The Ending of Faraway Downs is What Luhrmann Originally Wanted
In ‘Faraway Downs,’ Lady Sarah Ashley had hoped to get the affairs in order and leave Australia within a week of her landing in Darwin. She didn’t expect all that would come next and how she’d stay there for two years and then for the rest of her life, making Faraway Downs her home as opposed to selling it away. The same thing happens in ‘Australia’ too, but the film has a much happier ending than the show.
In the movie, Sarah and the Drover save Nullah from Mission Island and bring him back home to Faraway Downs. The boy, however, leaves them to go on the walkabout with his grandfather, as dictated by the customs of his people. Sarah and the Drover bid him goodbye together, waiting for his return to Faraway Downs, where they live together for the rest of their lives.
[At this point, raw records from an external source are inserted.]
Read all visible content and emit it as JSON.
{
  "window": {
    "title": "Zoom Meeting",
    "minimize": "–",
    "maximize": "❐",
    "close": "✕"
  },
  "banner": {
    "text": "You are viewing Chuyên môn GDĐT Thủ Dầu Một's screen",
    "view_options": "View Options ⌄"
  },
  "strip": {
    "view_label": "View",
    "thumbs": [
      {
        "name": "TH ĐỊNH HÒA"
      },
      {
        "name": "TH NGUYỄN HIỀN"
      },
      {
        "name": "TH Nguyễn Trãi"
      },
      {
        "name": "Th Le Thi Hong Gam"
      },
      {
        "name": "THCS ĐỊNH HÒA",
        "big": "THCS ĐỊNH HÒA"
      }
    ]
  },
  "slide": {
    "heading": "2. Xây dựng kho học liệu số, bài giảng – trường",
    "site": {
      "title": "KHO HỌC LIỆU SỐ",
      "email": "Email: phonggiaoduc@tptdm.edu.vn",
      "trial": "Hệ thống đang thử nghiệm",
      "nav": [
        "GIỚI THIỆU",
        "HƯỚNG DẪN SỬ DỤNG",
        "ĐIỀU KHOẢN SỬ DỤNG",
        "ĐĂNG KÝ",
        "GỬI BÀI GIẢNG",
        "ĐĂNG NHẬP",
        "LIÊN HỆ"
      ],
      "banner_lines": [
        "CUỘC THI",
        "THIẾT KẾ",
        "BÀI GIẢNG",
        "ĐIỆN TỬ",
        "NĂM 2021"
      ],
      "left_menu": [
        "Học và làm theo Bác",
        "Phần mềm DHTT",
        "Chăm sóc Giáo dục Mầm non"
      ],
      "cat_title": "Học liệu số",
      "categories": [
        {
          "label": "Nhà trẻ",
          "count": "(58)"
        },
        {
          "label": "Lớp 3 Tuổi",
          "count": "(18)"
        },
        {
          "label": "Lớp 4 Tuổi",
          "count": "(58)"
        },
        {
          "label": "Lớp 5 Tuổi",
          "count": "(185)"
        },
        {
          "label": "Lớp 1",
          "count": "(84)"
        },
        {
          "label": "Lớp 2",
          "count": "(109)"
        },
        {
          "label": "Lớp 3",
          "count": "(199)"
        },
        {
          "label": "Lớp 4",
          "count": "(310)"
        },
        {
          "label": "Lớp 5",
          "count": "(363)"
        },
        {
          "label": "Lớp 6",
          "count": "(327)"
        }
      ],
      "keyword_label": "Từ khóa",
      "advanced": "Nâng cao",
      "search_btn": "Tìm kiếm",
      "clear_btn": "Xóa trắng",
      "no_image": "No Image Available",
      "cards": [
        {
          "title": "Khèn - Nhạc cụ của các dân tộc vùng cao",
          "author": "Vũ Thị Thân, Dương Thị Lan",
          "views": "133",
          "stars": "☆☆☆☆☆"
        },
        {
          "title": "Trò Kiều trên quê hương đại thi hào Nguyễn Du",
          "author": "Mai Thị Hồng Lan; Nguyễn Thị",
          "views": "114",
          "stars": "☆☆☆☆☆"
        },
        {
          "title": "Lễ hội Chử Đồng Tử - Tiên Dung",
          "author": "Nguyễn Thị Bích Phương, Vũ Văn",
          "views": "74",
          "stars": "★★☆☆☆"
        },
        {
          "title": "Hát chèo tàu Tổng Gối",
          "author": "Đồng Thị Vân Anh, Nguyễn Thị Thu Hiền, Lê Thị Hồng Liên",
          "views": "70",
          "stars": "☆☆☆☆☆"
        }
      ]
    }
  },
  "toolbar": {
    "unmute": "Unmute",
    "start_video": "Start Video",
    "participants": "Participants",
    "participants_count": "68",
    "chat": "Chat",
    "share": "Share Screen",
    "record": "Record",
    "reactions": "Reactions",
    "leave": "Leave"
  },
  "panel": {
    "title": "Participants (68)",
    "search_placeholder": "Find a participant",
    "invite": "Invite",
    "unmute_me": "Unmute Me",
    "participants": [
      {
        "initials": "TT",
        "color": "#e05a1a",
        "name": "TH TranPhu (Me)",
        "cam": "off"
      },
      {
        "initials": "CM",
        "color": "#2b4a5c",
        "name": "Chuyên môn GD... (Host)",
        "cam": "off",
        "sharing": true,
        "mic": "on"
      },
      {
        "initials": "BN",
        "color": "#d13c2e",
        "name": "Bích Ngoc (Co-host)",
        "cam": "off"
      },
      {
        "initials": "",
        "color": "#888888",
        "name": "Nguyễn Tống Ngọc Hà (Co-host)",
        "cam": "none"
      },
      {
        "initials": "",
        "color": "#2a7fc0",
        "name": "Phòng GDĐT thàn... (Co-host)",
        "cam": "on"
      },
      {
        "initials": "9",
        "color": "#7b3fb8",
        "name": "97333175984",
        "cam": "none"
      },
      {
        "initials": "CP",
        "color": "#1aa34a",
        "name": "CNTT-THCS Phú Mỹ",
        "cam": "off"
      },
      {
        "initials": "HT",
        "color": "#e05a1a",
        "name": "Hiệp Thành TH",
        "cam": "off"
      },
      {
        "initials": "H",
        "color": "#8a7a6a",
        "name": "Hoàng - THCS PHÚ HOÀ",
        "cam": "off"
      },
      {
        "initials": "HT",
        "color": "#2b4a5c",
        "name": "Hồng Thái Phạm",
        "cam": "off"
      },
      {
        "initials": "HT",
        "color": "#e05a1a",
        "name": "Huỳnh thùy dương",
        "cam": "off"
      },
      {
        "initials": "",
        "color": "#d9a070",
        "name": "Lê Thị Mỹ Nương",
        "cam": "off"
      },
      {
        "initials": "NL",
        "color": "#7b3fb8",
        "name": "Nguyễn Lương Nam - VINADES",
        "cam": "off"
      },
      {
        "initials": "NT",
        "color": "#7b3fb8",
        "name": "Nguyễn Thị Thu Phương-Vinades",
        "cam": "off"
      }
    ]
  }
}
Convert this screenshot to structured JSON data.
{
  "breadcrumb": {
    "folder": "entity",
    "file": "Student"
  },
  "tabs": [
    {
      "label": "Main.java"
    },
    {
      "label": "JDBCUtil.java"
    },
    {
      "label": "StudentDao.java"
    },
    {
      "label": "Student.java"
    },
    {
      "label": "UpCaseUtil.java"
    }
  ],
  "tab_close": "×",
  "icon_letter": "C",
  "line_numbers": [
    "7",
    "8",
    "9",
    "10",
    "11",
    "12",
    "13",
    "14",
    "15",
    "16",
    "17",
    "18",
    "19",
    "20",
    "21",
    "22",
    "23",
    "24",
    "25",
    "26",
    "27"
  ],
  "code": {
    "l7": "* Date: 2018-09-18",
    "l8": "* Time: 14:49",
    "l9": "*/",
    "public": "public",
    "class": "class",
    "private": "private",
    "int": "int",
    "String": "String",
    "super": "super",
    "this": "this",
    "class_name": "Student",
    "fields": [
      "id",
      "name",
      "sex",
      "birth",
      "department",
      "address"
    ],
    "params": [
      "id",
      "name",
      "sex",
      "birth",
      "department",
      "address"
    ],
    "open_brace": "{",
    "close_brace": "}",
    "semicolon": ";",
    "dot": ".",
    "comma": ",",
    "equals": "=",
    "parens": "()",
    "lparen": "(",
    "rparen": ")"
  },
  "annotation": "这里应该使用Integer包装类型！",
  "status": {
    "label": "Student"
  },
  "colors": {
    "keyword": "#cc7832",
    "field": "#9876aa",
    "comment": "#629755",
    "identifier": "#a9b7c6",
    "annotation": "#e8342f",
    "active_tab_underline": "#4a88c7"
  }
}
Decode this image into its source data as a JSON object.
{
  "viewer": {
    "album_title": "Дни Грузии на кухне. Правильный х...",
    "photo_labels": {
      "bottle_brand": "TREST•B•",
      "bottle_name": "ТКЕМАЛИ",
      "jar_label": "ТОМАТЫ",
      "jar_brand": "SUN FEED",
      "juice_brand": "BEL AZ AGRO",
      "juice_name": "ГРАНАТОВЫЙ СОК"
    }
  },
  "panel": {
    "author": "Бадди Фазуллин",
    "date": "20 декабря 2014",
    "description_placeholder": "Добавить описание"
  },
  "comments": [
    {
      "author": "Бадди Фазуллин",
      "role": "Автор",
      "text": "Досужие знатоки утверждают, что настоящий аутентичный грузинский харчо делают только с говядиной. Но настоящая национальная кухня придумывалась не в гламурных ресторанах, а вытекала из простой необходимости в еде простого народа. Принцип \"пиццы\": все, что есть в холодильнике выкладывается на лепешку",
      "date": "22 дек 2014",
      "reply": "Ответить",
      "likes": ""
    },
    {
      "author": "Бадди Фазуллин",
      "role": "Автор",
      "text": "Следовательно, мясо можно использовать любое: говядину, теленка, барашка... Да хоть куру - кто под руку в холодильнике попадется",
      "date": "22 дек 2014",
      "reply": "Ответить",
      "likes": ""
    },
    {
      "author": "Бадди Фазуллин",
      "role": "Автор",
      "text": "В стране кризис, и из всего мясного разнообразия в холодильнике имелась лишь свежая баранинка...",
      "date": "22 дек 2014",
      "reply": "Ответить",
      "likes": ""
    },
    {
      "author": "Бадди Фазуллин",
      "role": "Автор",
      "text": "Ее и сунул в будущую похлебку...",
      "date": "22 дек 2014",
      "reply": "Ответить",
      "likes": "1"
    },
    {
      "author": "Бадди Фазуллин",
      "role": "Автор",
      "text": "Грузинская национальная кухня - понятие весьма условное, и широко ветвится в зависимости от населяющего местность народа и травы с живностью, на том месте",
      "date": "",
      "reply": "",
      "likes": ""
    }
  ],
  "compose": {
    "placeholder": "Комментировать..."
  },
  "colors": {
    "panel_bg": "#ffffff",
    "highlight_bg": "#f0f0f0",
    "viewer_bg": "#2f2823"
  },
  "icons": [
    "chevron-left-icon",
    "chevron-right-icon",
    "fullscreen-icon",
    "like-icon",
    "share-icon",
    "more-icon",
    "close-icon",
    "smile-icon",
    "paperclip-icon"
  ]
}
This is the beginning of their happily ever after. In ‘Faraway Downs,’ however, things are a bit bleaker.
After Sarah, Nullah, and the Drover are reunited in Darwin, they let their guard down and prepare to go back home together. However, Neil Fletcher, who hated them, especially Nullah, from the beginning, wants to destroy them, especially after his wife dies in the bombing. He blames Nullah for ruining everything and points a gun at him. Fletcher is killed by Nullah’s grandfather, but not before he fires the shot. It doesn’t hit Nullah but is taken by the Drover, who shielded the boy from harm. He bleeds out on the spot and dies. Sarah and Nullah return home, and when he is called by his grandfather, Sarah watches him leave all by herself.
According to Luhrmann, this was supposed to be the original ending of ‘Australia,’ where Fletcher’s shot doesn’t hit anyone and the Drover gets a happy ending too. He felt it to be more in line with the theme of the film. “I felt that the underlying theme, which is you really can’t own anything, you can’t really own land, you can’t own a child – you can curate it, but you can’t own it. The only thing you really own is your story, and so you better make sure you’re living a good one,” he said.
Despite Luhrmann’s intentions, the ending didn’t seem to sit well with the timing of the film’s release. Explaining the circumstances, the director said: “There was a huge financial crisis [in America], I remember that. There was a real shift in the spirit of the world, there was a sense of deep insecurity and fear. I just remember that feeling, and I was somewhat calibrating what I was doing to the audience’s feelings at the time. I was running back and forth sort of engineering the ending, and there was just such a negative spirit out there that the conclusion I came to was, ‘Ah, you know, maybe it’s just too tragic.'”
Luhrmann didn’t want the audience to go back home with a broken heart, so he decided to perk things up by keeping the Drover alive. However, when he decided to bring the story back in an episodic form, his first instinct regarding the ending returned, and he decided to go forward with the Drover’s demise. This, however, doesn’t mean that he thinks the ending of ‘Australia’ is wrong. According to him, ‘Faraway Downs’ has more space to explore the story and it gives the audience more time with the Drover and Sarah and Nullah, giving them more time to think about how the ending feels right for the characters.
With the world having survived a pandemic, which is when Luhrmann went back to ‘Australia’ and redid it to make it into a TV show, he thought that the audience was better equipped to handle the tragic turn of events. “I think that what sustains in the story is no matter what happens, in the end, you can’t control anything. So, live a great story. Live a great life. Don’t cower in fear, don’t shrink backwards,” he said.